» **Provided data**:
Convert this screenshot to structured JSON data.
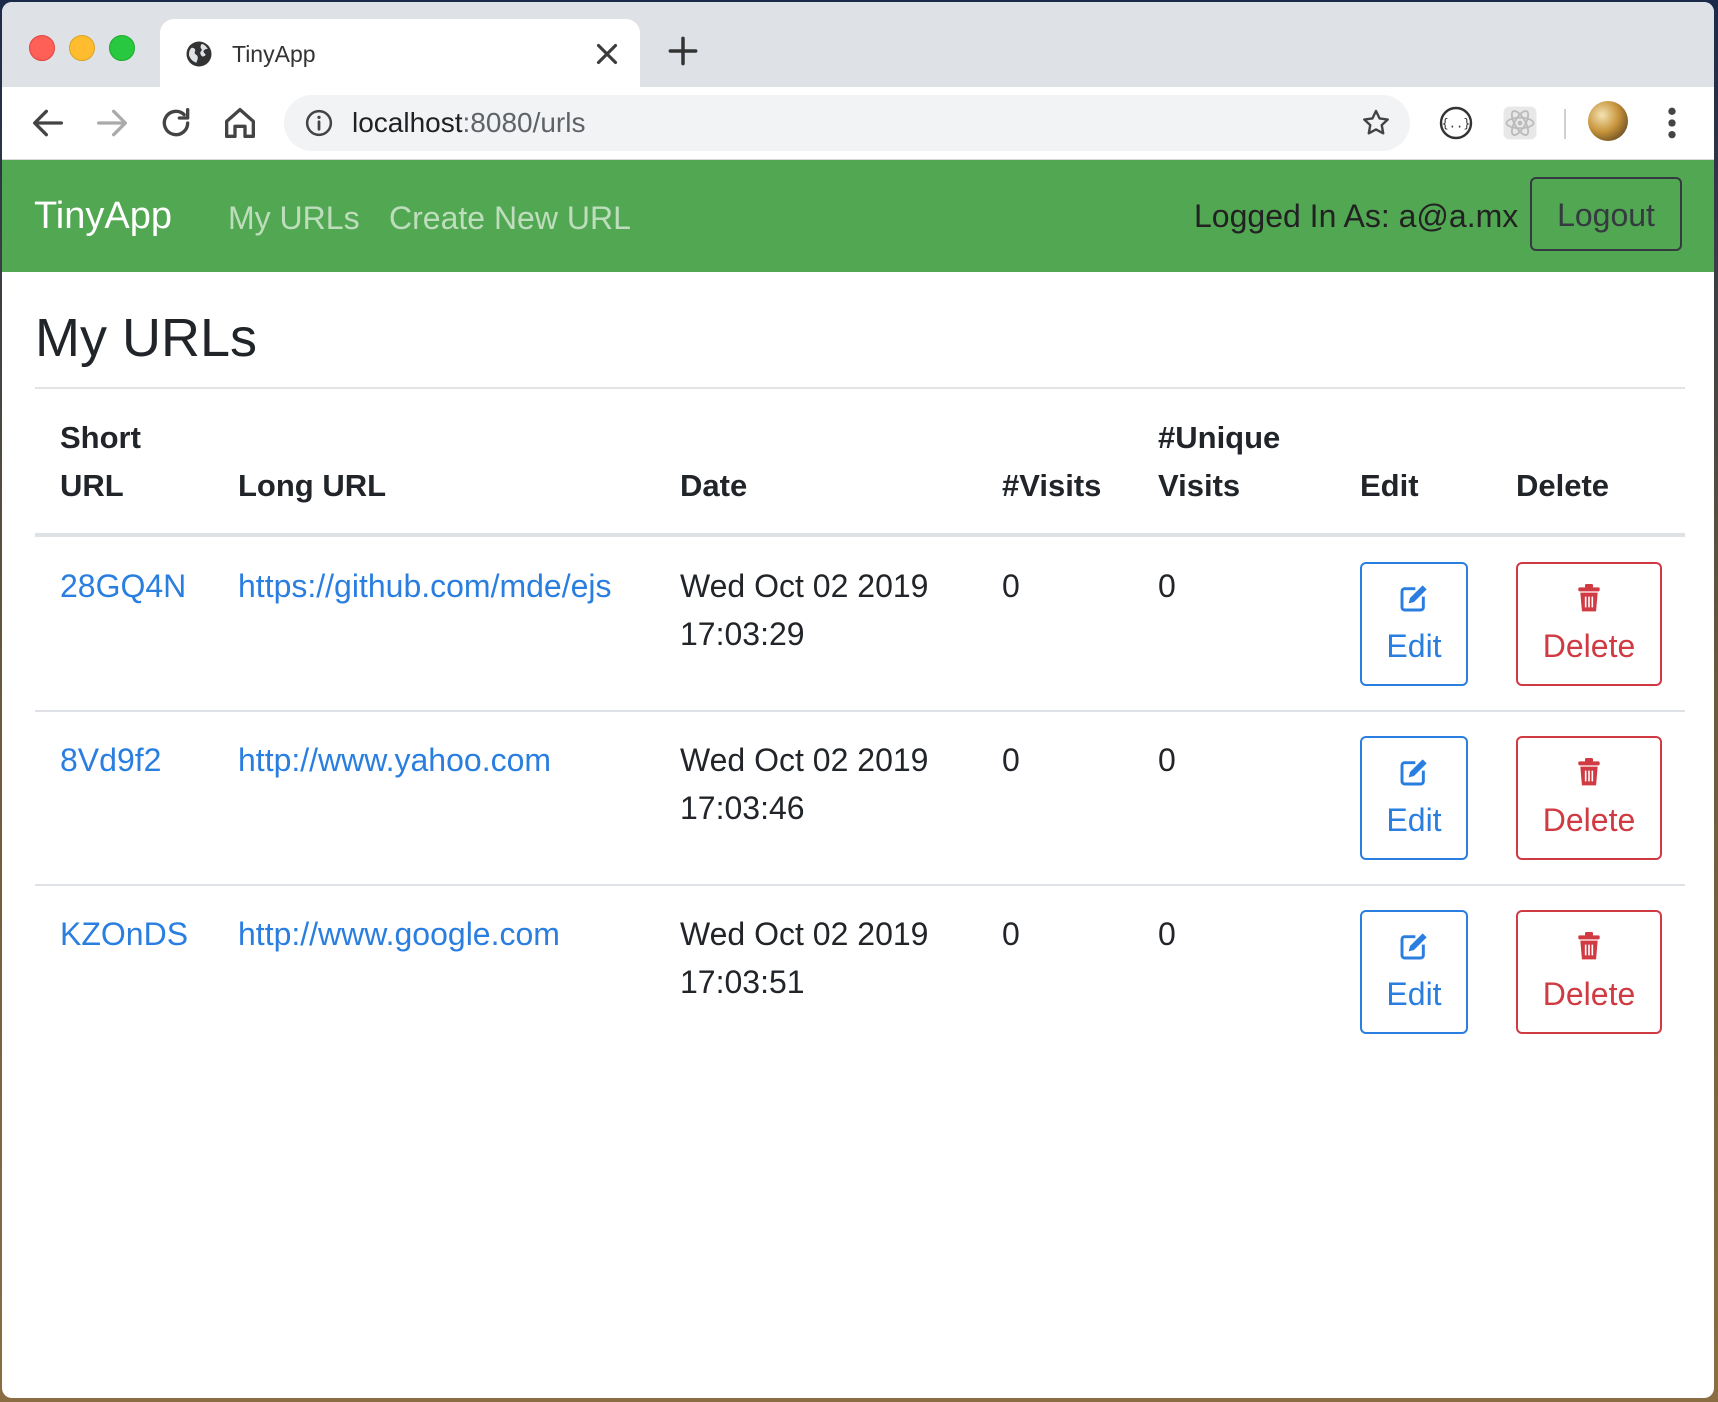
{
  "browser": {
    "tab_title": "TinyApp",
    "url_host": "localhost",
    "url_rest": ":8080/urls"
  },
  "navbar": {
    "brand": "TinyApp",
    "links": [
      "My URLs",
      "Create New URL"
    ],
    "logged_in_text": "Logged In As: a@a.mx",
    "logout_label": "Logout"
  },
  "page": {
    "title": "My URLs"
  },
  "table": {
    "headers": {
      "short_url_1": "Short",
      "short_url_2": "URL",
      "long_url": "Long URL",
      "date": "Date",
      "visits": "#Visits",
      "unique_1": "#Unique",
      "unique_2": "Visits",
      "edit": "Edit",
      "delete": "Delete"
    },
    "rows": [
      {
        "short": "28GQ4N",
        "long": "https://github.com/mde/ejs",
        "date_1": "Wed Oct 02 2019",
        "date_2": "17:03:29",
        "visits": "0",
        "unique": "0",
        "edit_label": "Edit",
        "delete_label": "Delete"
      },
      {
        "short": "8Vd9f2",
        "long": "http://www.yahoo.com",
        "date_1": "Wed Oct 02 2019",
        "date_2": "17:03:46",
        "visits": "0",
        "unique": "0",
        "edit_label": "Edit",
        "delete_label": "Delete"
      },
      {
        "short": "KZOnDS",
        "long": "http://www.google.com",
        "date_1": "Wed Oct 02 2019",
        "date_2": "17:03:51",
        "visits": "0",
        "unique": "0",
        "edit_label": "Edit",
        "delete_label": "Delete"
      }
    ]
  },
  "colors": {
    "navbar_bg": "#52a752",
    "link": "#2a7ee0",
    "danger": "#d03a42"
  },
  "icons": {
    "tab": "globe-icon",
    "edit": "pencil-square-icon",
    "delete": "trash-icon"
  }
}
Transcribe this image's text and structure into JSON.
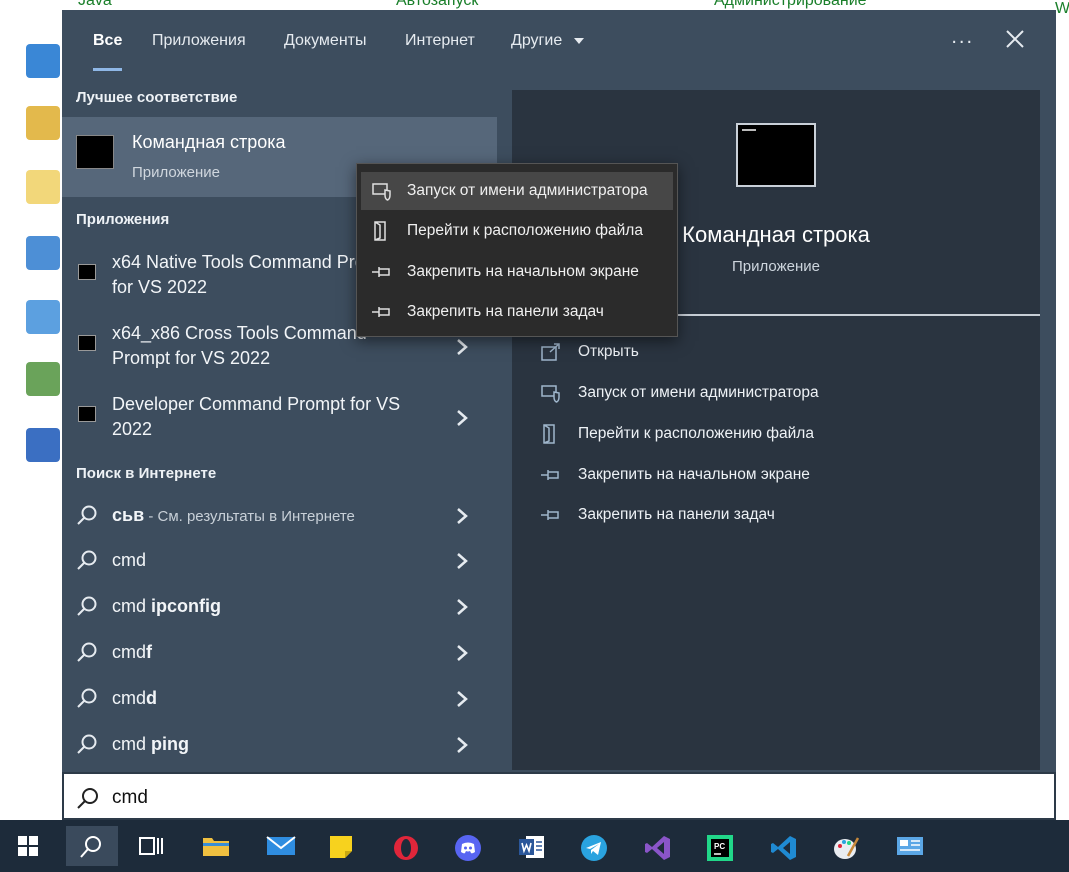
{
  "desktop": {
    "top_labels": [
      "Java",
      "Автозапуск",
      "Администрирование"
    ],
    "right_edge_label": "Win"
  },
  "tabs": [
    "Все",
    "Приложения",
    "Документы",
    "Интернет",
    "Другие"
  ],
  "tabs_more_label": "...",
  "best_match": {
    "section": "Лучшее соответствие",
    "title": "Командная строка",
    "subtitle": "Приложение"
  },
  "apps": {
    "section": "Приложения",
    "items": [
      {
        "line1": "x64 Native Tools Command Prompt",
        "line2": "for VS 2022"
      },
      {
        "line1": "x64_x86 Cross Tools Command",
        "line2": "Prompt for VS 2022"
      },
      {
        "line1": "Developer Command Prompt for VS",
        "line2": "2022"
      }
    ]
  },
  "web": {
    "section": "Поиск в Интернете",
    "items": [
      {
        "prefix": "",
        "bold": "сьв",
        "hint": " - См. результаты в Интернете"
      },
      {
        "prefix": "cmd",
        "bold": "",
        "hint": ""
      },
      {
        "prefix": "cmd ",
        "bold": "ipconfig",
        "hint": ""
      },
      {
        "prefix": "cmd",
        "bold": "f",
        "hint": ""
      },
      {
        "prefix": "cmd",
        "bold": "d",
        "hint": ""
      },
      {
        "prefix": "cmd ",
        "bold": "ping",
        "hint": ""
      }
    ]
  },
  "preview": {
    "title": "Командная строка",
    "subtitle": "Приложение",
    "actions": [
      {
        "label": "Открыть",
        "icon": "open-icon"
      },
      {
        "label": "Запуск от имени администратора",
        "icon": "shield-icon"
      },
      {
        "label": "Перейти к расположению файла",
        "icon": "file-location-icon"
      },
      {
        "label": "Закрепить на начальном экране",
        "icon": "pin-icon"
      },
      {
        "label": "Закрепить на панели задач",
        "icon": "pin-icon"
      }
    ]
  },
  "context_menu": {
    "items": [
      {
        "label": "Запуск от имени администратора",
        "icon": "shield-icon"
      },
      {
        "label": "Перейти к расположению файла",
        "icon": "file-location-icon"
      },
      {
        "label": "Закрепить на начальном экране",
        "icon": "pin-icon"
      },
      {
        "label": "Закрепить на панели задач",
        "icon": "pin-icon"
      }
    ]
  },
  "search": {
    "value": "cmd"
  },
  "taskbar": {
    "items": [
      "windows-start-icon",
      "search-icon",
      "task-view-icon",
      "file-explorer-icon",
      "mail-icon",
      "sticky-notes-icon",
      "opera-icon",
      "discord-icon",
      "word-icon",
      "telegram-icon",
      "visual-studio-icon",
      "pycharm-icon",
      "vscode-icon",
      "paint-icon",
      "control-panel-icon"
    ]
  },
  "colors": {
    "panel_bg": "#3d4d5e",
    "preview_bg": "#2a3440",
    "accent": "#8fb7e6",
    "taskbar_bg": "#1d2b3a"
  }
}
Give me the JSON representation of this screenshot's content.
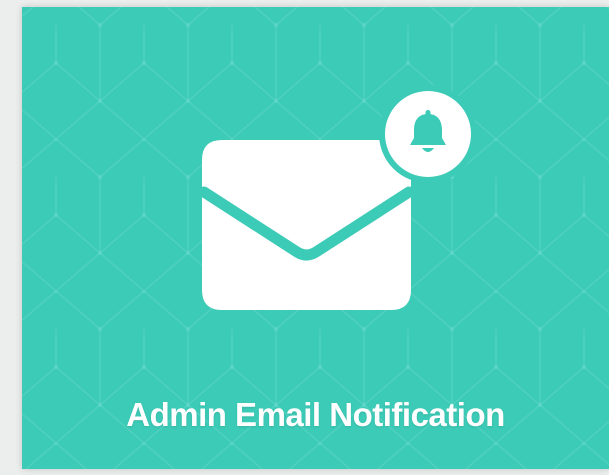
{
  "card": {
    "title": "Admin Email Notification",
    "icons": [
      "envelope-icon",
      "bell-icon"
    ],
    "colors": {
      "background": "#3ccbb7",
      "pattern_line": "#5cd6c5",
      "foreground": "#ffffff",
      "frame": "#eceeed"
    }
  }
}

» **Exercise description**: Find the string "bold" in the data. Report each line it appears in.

» **Task output**:
        "bold": "сьв",
        "bold": "",
        "bold": "ipconfig",
        "bold": "f",
        "bold": "d",
        "bold": "ping",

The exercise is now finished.